The bill allows the court to issue a temporary protective order regardless of whether the alleged victim has filed criminal charges. It prohibits the alleged offender from having any contact or communication, including personal, written, telephone or via electronic device, with victims and their family members, employers, and employees.

Under current law, restraining orders are predominately used for victims of domestic violence.

In addition, the measure prohibits stalking, following or harassing, including cyber-harassing, the alleged victim.


To save lives in cases of a heroin overdose, Assembly Deputy Republican Leader Nancy F. Muñoz and Assemblyman Declan O’Scanlon sponsor legislation that allows more first responders and other healthcare professionals to administer drug overdose antidotes and protects them from liability. The bill was signed into law today by Gov. Christie.

“Heroin overdoses can take anywhere from 45 to 90 minutes to turn deadly.

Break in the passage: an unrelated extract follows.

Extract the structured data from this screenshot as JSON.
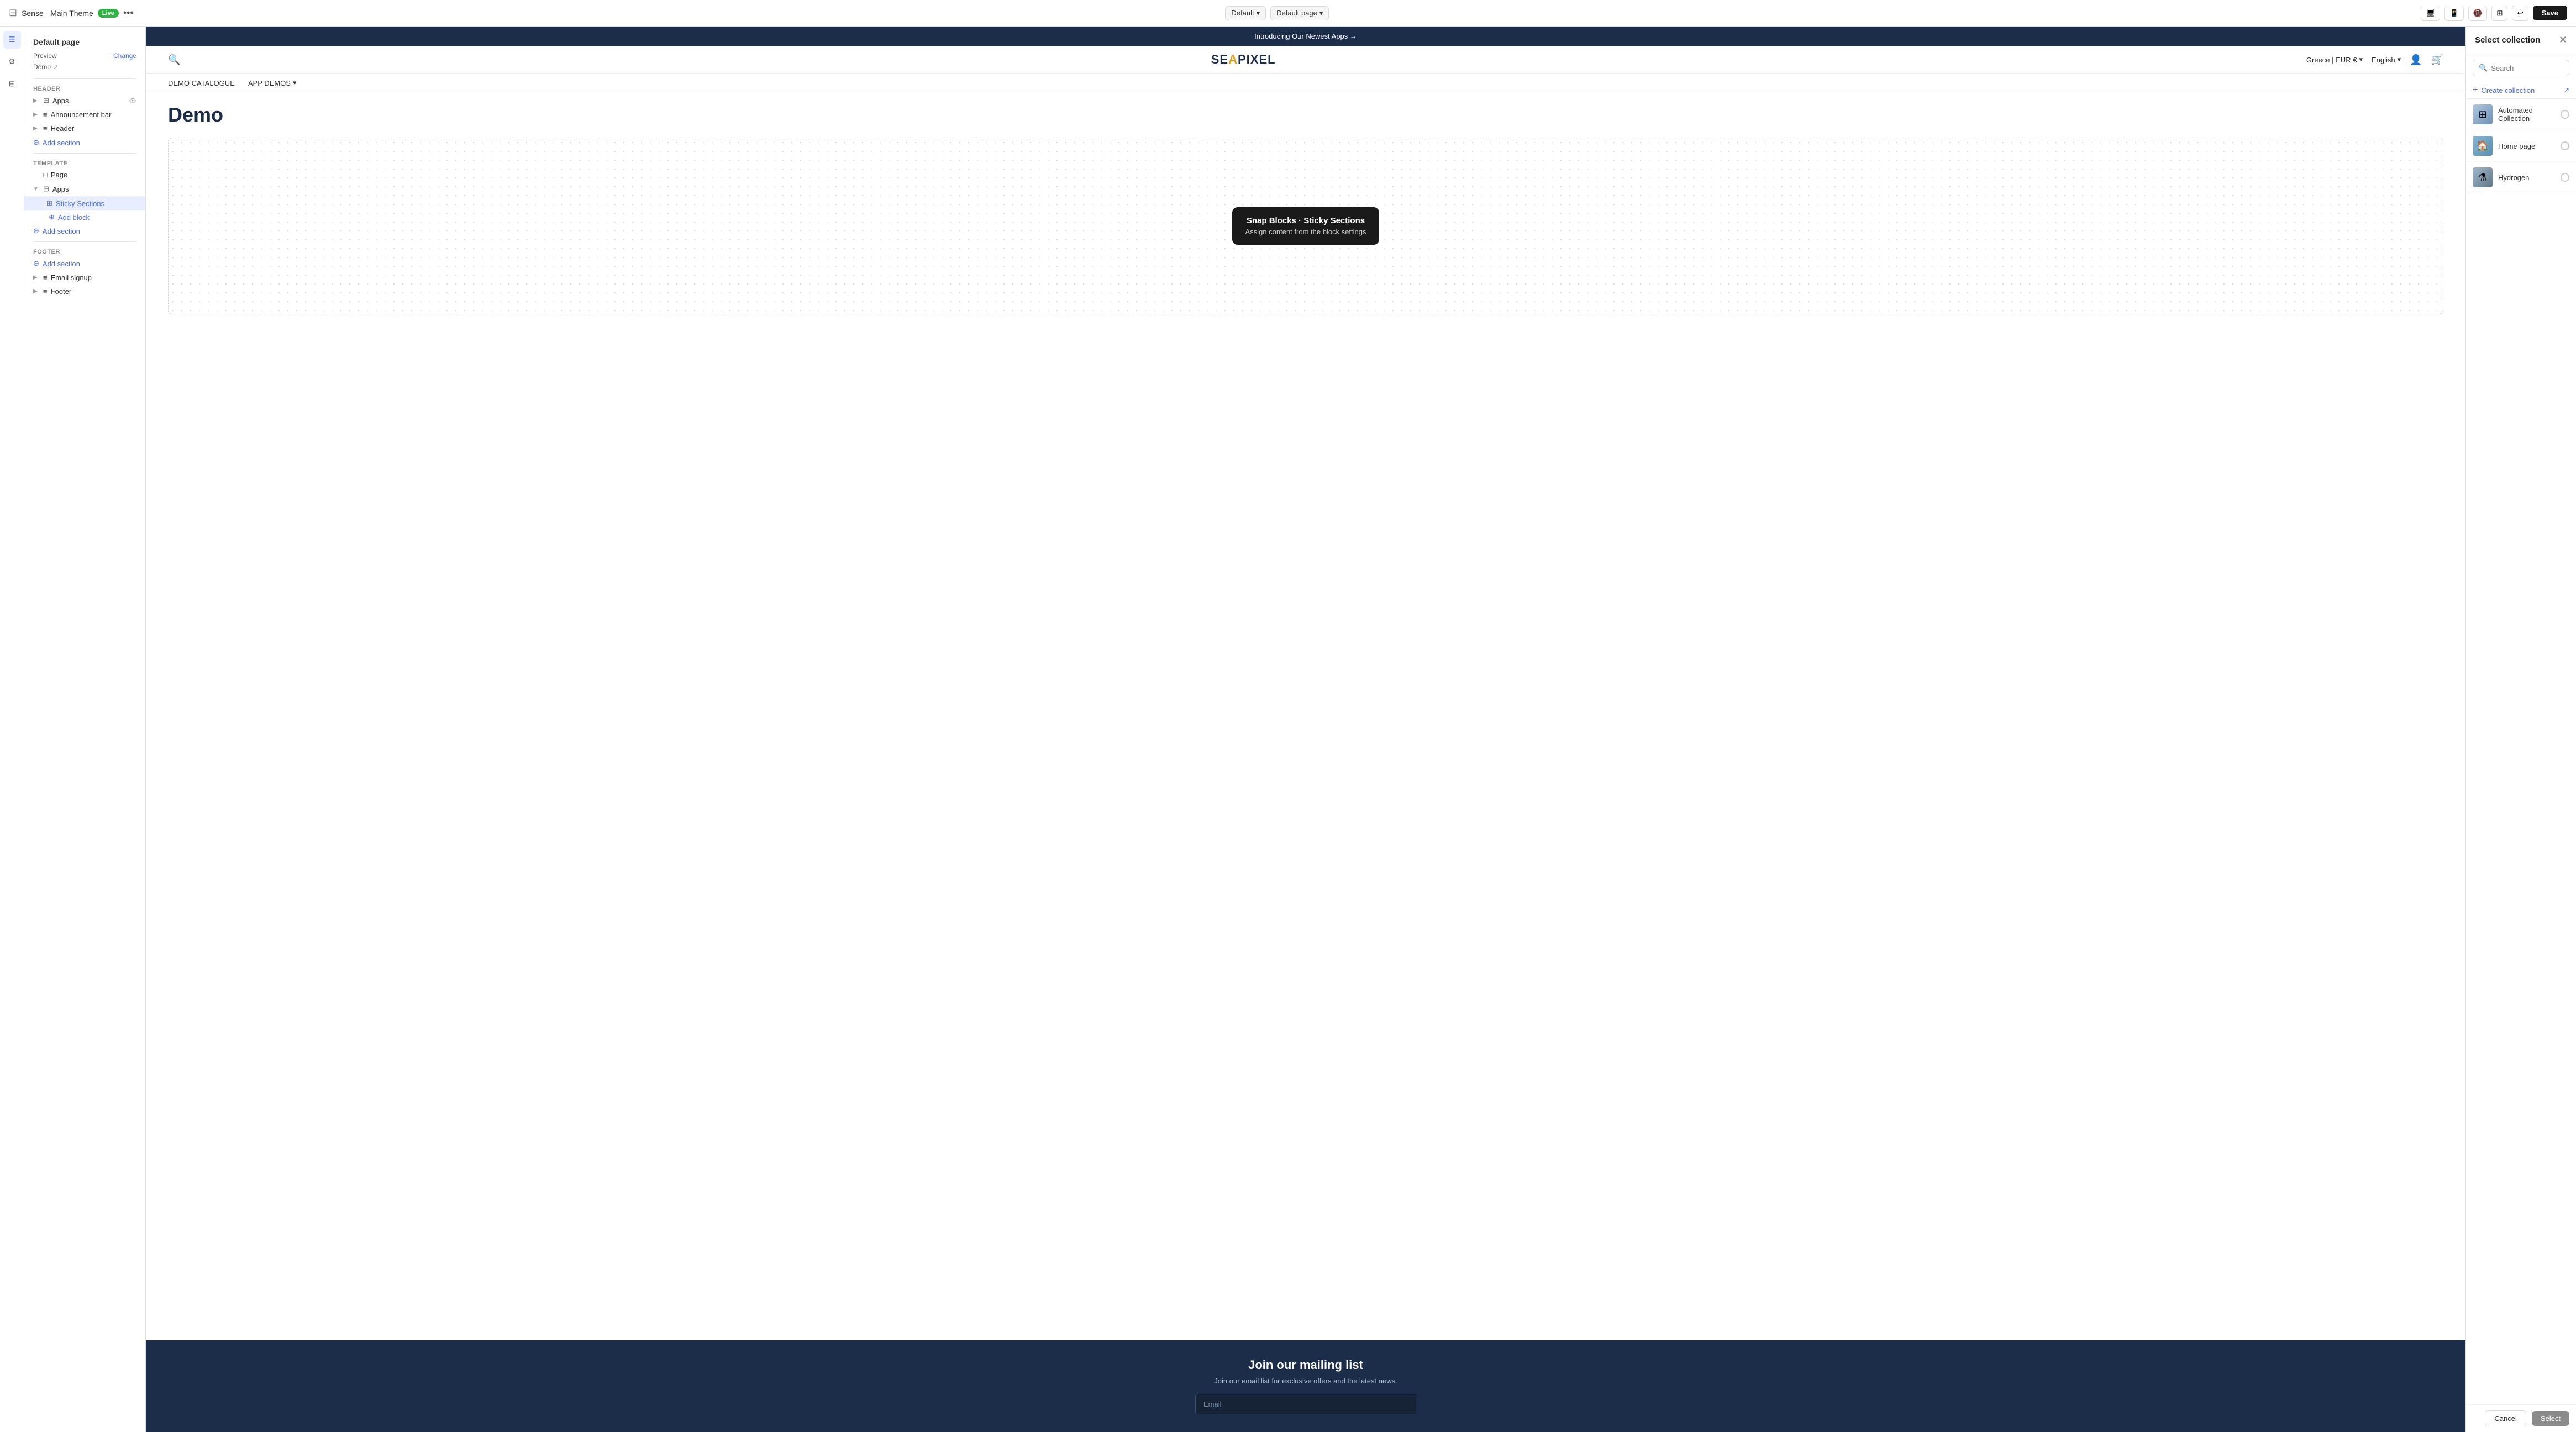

Every second counts when reacting to an overdose situation,” said Muñoz, R-Union, Morris and Somerset, who is a registered nurse. “Allowing more first responders and other professionals to administer this critical first aid without fear of legal repercussions will help prevent more unnecessary tragedies.”

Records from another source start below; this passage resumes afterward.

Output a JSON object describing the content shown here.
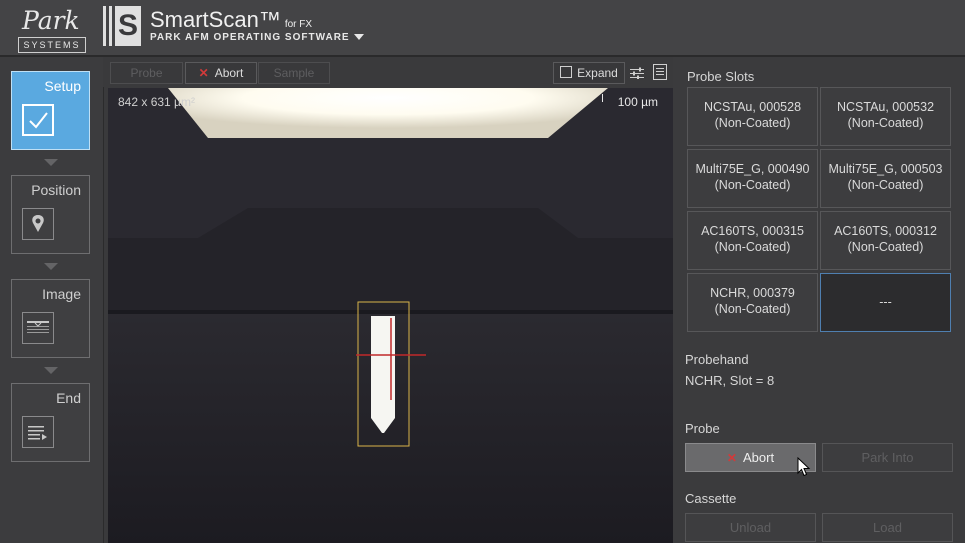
{
  "header": {
    "logo_word": "Park",
    "logo_sub": "SYSTEMS",
    "brand_letter": "S",
    "title": "SmartScan™",
    "title_suffix": "for FX",
    "subtitle": "PARK AFM OPERATING SOFTWARE"
  },
  "steps": [
    {
      "label": "Setup",
      "icon": "checkmark-icon",
      "active": true
    },
    {
      "label": "Position",
      "icon": "location-pin-icon",
      "active": false
    },
    {
      "label": "Image",
      "icon": "image-scan-icon",
      "active": false
    },
    {
      "label": "End",
      "icon": "end-list-icon",
      "active": false
    }
  ],
  "camera_toolbar": {
    "probe_label": "Probe",
    "abort_label": "Abort",
    "sample_label": "Sample",
    "expand_label": "Expand"
  },
  "camera": {
    "fov_readout": "842 x 631 µm²",
    "scale_label": "100 µm"
  },
  "probe_slots": {
    "title": "Probe Slots",
    "slots": [
      {
        "name": "NCSTAu, 000528",
        "coating": "(Non-Coated)"
      },
      {
        "name": "NCSTAu, 000532",
        "coating": "(Non-Coated)"
      },
      {
        "name": "Multi75E_G, 000490",
        "coating": "(Non-Coated)"
      },
      {
        "name": "Multi75E_G, 000503",
        "coating": "(Non-Coated)"
      },
      {
        "name": "AC160TS, 000315",
        "coating": "(Non-Coated)"
      },
      {
        "name": "AC160TS, 000312",
        "coating": "(Non-Coated)"
      },
      {
        "name": "NCHR, 000379",
        "coating": "(Non-Coated)"
      },
      {
        "name": "---",
        "coating": ""
      }
    ]
  },
  "probehand": {
    "title": "Probehand",
    "value": "NCHR, Slot = 8"
  },
  "probe_actions": {
    "title": "Probe",
    "abort_label": "Abort",
    "park_label": "Park Into"
  },
  "cassette": {
    "title": "Cassette",
    "unload_label": "Unload",
    "load_label": "Load"
  },
  "colors": {
    "active_step": "#5aa9e0",
    "abort_x": "#d23a3a",
    "selected_slot_border": "#4f7fb0",
    "crosshair": "#c0282a",
    "probe_box": "#d9b44a"
  }
}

Under the current “Overdose Prevention Act,” healthcare practitioners and pharmacists are protected from liability when prescribing, dispensing, or administering an opioid overdose antidote. This bill, S-2378/A-3720, expands the list of people authorized to administer an opioid antidote and provides them immunity from liability, including sterile syringe access program employees, law enforcement officials, emergency medical technicians, and other emergency responders. In addition to heroin, opioids include drugs such as hydrocodone, oxycodone and codeine.

“Our first responders will now have the necessary tools to save lives when time is of the essence,” said O’Scanlon, R-Monmouth. “They no longer will need to worry about liability when someone’s life is on the line. This law allows them to treat those in need without second guessing themselves and risking catastrophe.”

The measure also authorizes needle exchange programs to obtain a standing order permitting their employees to carry/dispense opioid antidotes, and provide overdose prevention information to clients.

A recent national trend of rising heroin overdose deaths across demographic groups has been reflected in New Jersey. Last year, more than 500 residents died from heroin overdoses – nearly double the number reported in 2010.

Twenty-nine states and the District of Columbia have implemented laws making it easier for responders to give life saving antidotes to reverse overdoses.